Your goal: Filter the material, keeping only lines with the word "drive".

Provided entries:
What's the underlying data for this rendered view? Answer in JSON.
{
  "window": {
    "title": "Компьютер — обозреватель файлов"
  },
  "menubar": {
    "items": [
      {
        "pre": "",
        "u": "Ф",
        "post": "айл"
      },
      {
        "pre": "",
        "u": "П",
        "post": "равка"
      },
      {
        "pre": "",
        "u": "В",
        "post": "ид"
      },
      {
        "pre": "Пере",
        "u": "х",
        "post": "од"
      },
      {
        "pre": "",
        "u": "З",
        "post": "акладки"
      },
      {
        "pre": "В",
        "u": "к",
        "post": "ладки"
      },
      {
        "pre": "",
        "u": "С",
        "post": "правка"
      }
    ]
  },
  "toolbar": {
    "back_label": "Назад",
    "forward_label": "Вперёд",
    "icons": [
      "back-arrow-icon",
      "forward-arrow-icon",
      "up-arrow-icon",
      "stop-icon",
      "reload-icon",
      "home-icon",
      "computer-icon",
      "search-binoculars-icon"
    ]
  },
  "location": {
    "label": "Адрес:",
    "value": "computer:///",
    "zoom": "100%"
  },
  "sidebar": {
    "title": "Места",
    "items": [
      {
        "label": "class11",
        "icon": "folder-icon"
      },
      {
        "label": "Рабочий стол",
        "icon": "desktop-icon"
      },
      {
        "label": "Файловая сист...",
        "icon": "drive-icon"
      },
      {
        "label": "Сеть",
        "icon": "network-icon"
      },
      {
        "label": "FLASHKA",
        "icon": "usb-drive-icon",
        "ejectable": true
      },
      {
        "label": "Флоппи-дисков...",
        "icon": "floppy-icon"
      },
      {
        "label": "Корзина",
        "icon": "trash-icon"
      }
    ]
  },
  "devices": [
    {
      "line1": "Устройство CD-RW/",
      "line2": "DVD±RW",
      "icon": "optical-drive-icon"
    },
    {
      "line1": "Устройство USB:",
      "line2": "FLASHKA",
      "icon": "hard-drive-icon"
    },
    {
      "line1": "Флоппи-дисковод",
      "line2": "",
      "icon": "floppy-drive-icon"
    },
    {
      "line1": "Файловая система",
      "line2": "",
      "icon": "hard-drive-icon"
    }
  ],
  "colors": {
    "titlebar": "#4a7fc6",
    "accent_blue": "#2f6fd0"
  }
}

Written answer:
        "icon": "drive-icon"
        "icon": "usb-drive-icon",
      "icon": "optical-drive-icon"
      "icon": "hard-drive-icon"
      "icon": "floppy-drive-icon"
      "icon": "hard-drive-icon"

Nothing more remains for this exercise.